Excerpted records:

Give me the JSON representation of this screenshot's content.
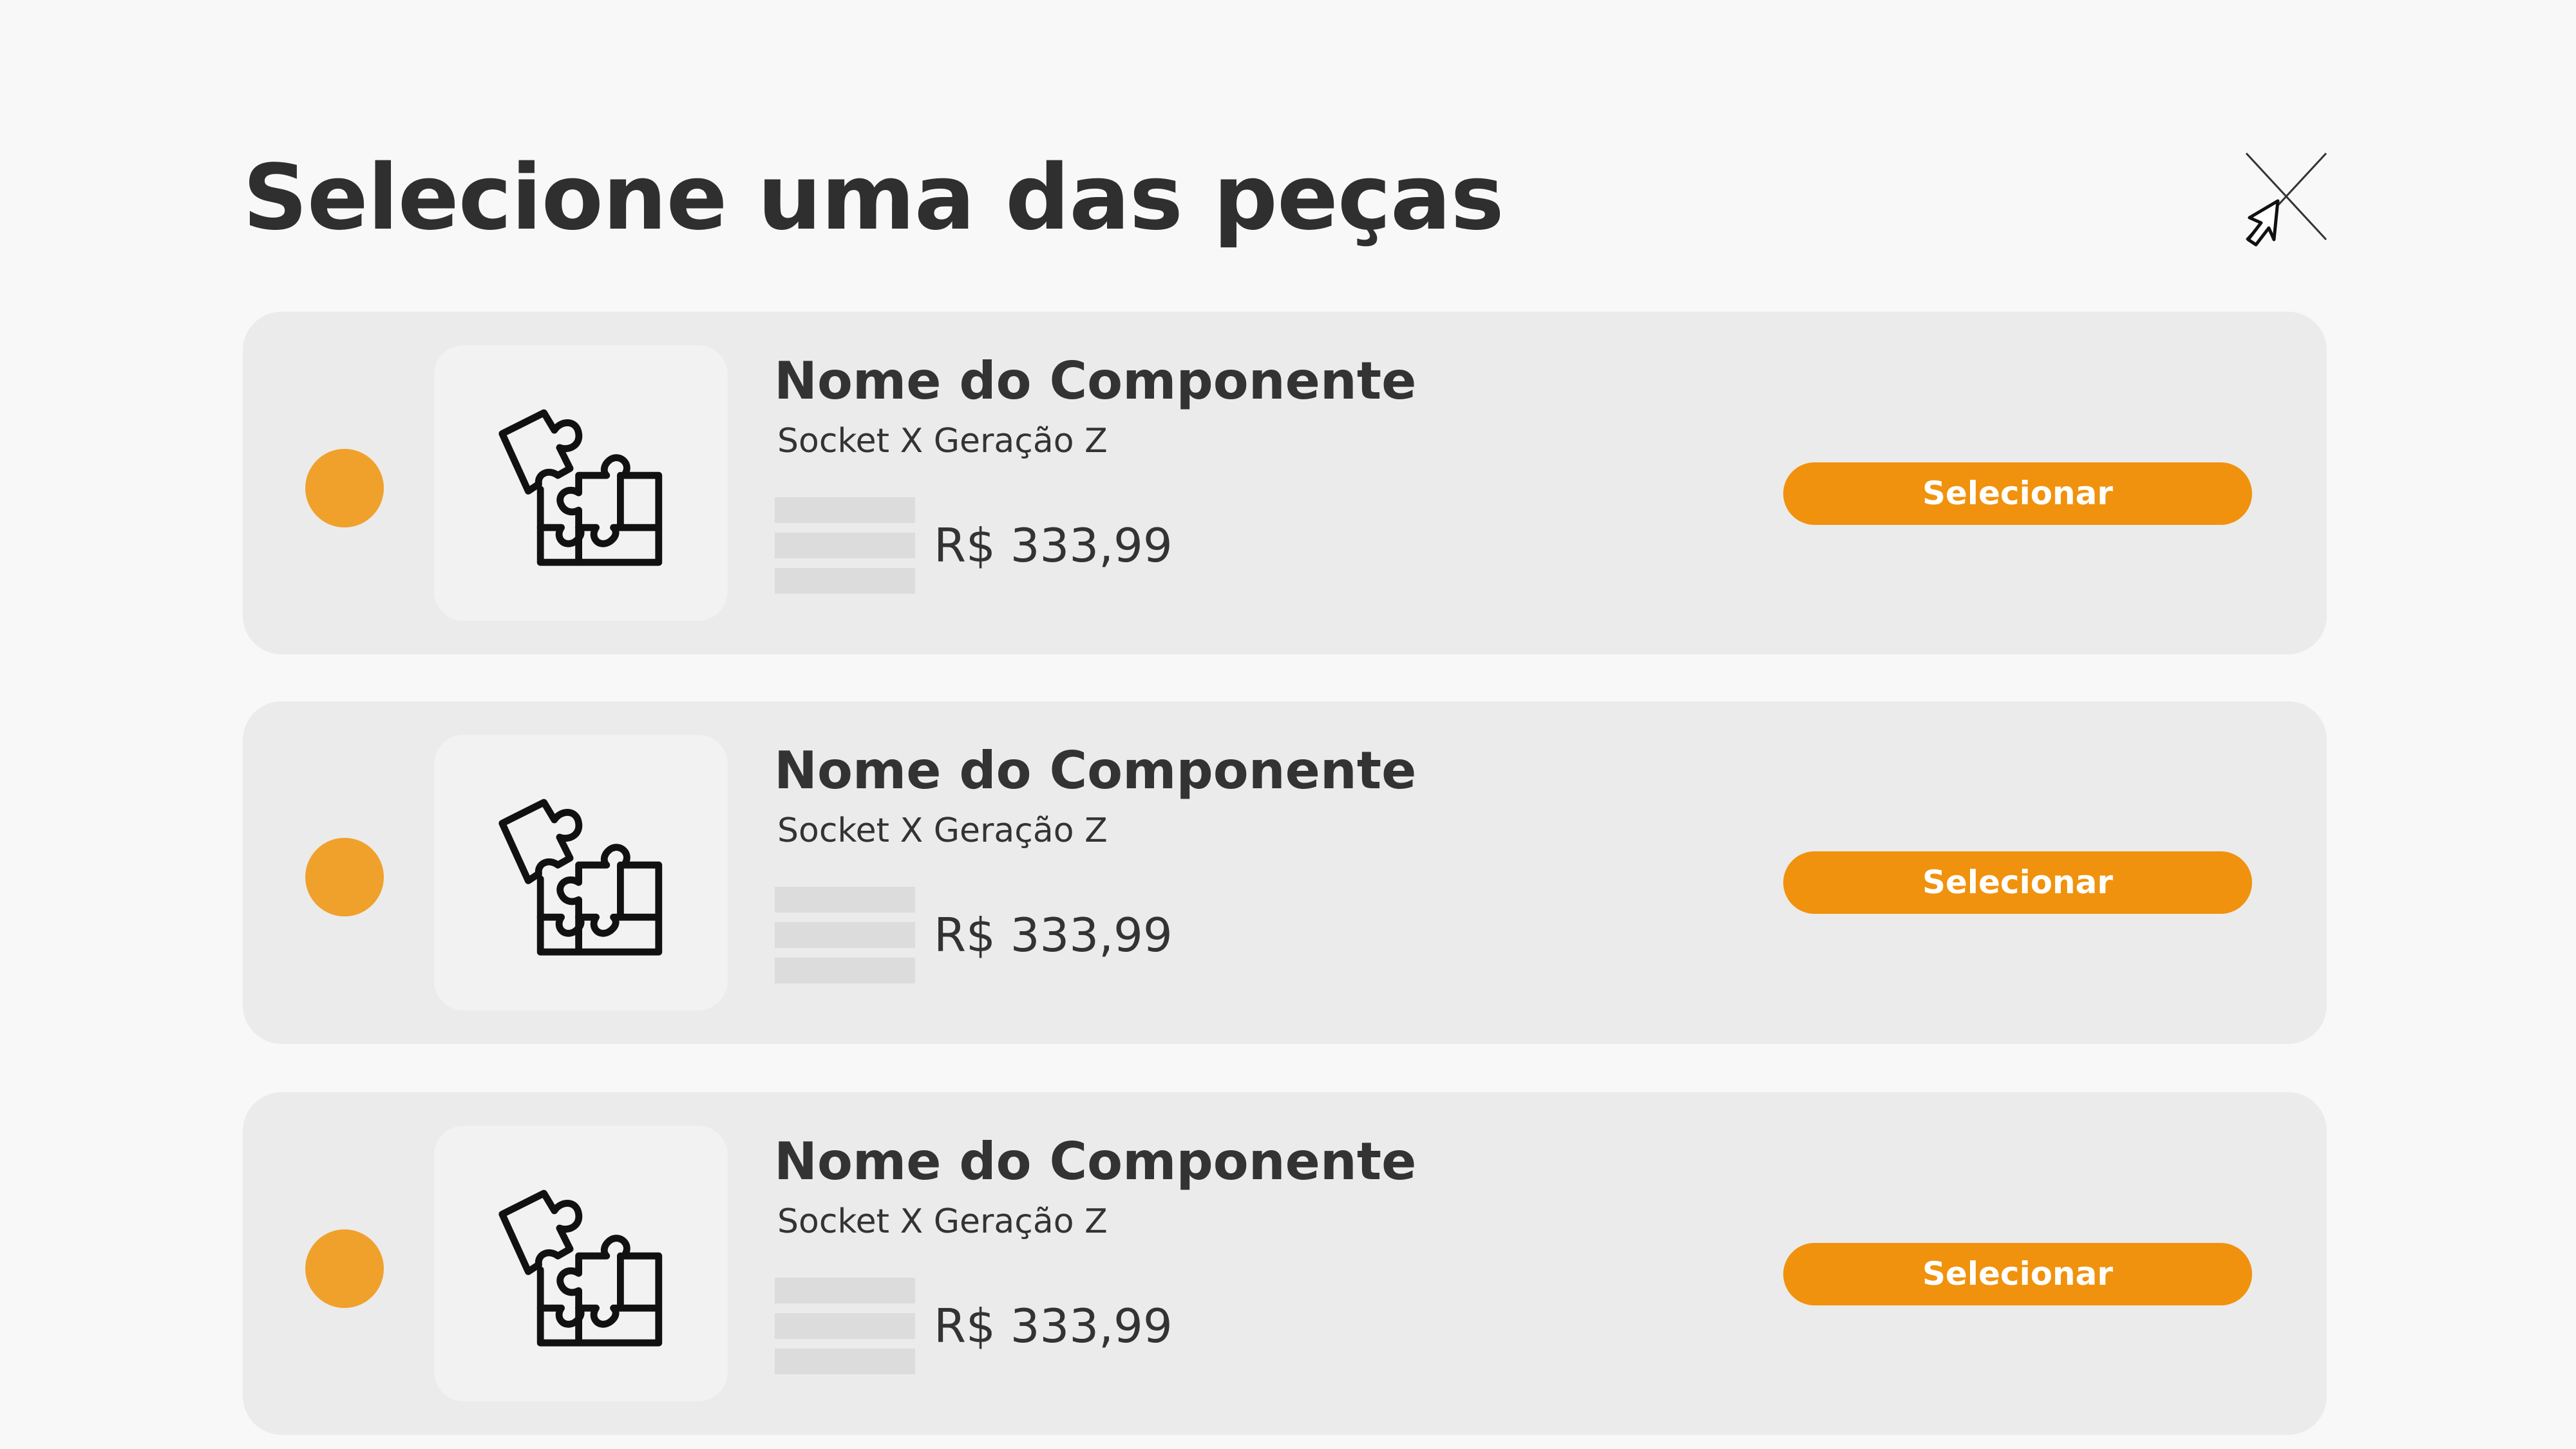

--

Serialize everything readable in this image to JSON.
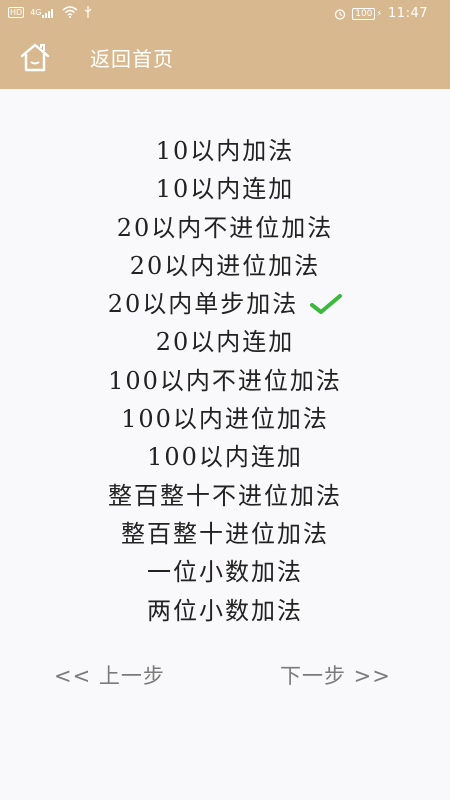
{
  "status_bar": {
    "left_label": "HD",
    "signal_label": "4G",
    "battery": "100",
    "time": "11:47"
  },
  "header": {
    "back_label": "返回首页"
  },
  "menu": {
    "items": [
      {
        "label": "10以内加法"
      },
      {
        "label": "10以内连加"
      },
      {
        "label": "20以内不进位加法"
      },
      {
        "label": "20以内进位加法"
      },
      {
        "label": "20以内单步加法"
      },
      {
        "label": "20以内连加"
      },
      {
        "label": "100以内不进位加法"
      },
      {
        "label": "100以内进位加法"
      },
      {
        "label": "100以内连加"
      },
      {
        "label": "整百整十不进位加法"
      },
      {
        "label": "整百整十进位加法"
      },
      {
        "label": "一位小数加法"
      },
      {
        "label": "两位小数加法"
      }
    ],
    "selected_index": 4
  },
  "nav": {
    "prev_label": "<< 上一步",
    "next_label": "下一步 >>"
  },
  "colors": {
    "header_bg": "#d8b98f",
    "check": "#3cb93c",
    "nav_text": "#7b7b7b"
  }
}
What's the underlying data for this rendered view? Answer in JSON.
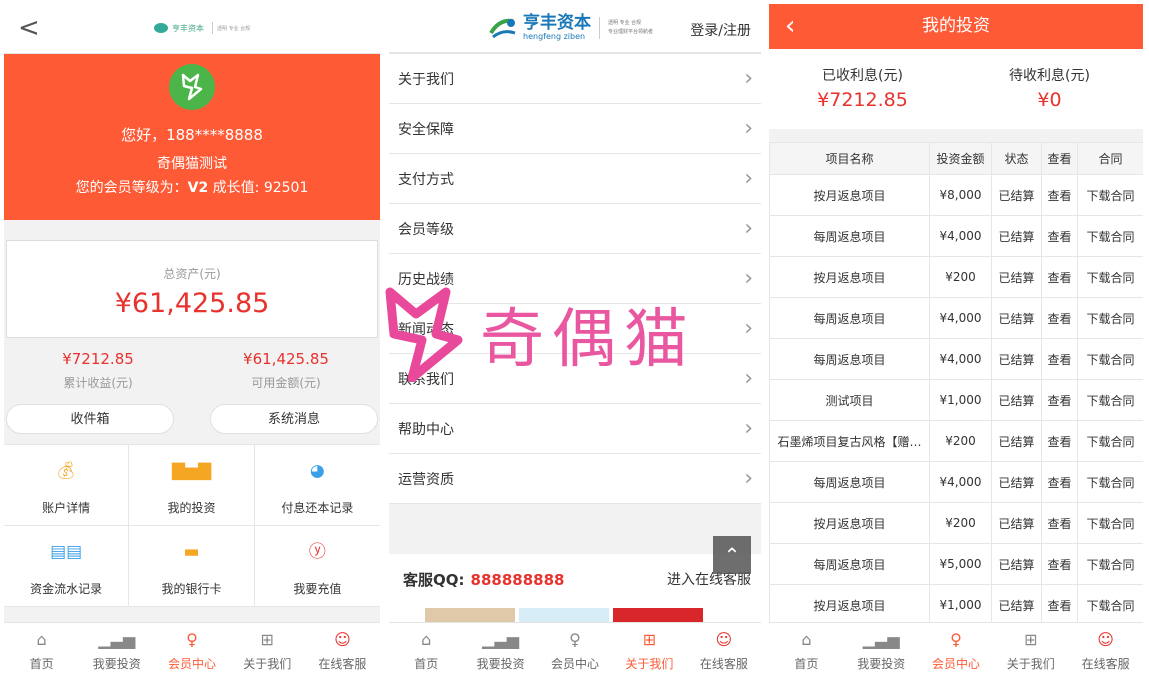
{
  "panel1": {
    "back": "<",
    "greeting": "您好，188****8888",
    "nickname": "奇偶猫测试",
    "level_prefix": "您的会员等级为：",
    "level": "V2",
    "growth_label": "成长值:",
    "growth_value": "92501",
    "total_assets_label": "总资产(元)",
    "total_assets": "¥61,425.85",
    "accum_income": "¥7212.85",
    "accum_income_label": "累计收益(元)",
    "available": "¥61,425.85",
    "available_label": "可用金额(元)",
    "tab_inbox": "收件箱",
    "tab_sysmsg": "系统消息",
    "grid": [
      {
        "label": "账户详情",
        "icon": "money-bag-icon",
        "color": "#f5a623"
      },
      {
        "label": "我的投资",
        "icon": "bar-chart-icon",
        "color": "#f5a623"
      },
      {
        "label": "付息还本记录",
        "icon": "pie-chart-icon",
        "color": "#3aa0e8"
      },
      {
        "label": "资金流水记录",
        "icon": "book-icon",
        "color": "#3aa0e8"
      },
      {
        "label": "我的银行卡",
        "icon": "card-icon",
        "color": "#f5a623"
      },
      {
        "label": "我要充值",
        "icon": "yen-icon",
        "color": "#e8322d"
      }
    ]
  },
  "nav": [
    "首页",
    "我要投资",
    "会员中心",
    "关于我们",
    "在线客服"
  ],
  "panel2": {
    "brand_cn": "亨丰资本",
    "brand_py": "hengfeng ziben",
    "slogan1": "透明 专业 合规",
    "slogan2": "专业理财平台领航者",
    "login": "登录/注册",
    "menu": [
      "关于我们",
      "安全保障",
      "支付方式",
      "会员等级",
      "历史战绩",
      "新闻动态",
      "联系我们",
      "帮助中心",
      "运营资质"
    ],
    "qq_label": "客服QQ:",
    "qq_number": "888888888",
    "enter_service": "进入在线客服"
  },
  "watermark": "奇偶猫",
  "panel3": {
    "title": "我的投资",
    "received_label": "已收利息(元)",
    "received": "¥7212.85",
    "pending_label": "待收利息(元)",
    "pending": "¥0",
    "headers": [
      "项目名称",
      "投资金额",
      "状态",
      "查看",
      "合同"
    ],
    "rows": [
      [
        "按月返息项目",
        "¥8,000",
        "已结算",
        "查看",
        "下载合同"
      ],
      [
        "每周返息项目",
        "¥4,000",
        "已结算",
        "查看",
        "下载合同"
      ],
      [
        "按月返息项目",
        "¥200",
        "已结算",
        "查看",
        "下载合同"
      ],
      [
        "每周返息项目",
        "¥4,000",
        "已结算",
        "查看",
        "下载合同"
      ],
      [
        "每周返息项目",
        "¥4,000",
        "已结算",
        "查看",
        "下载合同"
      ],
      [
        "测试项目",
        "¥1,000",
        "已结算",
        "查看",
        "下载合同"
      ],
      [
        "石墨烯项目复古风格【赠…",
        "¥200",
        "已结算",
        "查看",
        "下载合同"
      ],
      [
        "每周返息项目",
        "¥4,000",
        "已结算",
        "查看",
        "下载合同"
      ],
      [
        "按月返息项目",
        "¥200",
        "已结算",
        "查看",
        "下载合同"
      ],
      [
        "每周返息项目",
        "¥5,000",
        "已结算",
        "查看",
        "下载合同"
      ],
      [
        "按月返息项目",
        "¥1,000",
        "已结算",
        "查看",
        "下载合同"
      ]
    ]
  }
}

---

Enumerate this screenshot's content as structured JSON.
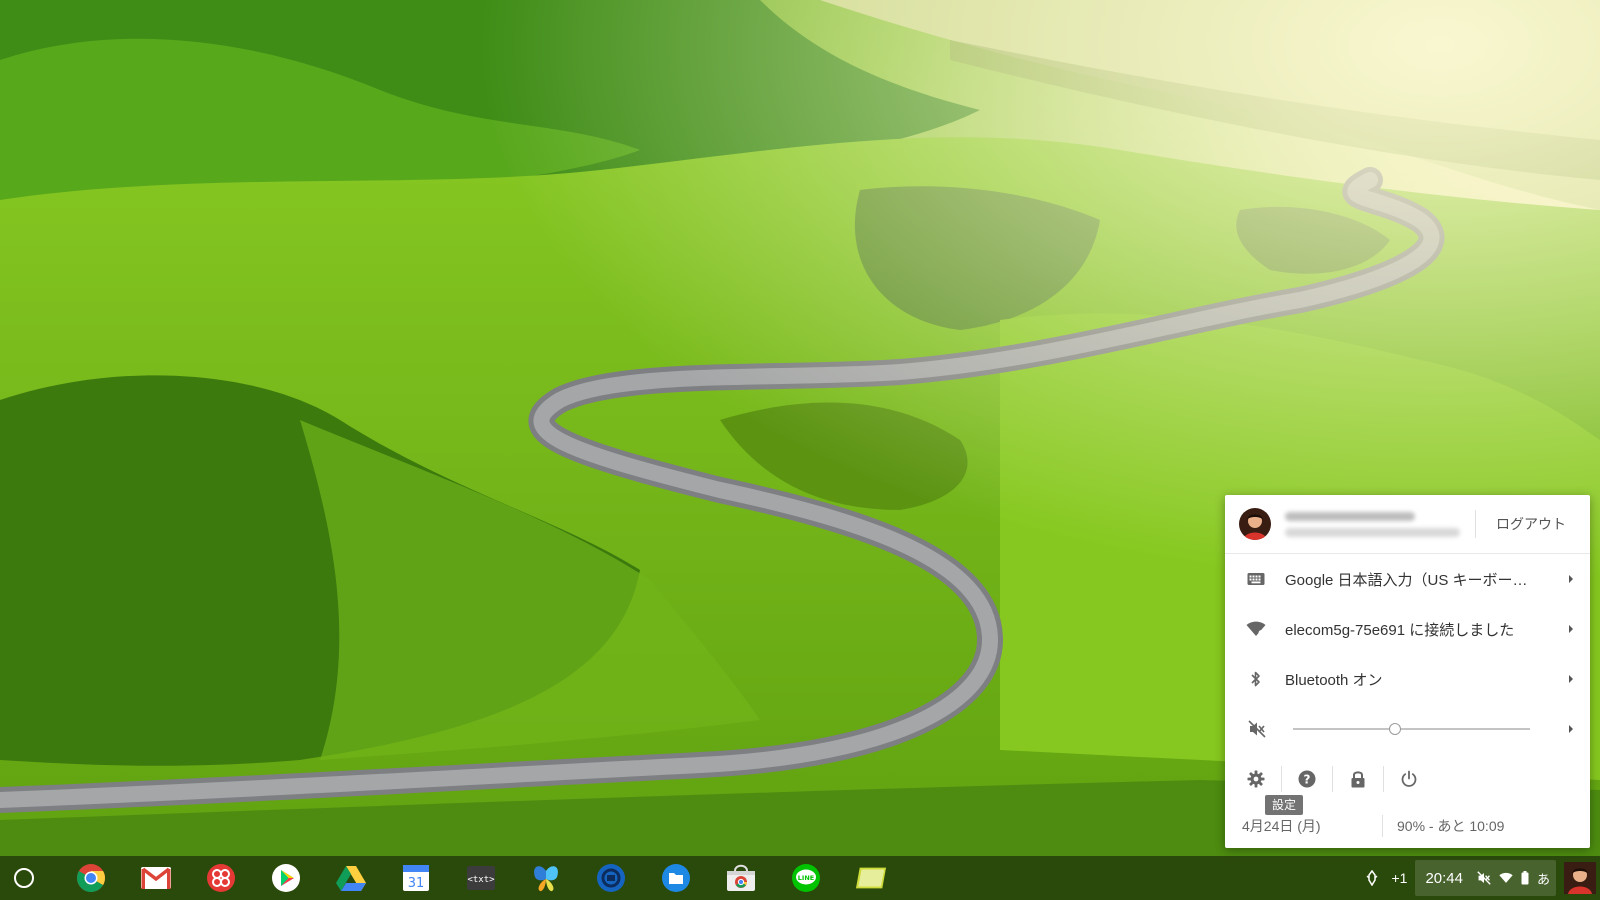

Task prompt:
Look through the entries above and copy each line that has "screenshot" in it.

Task result:
Give me the JSON representation of this screenshot's content.
Enumerate this screenshot's content as structured JSON.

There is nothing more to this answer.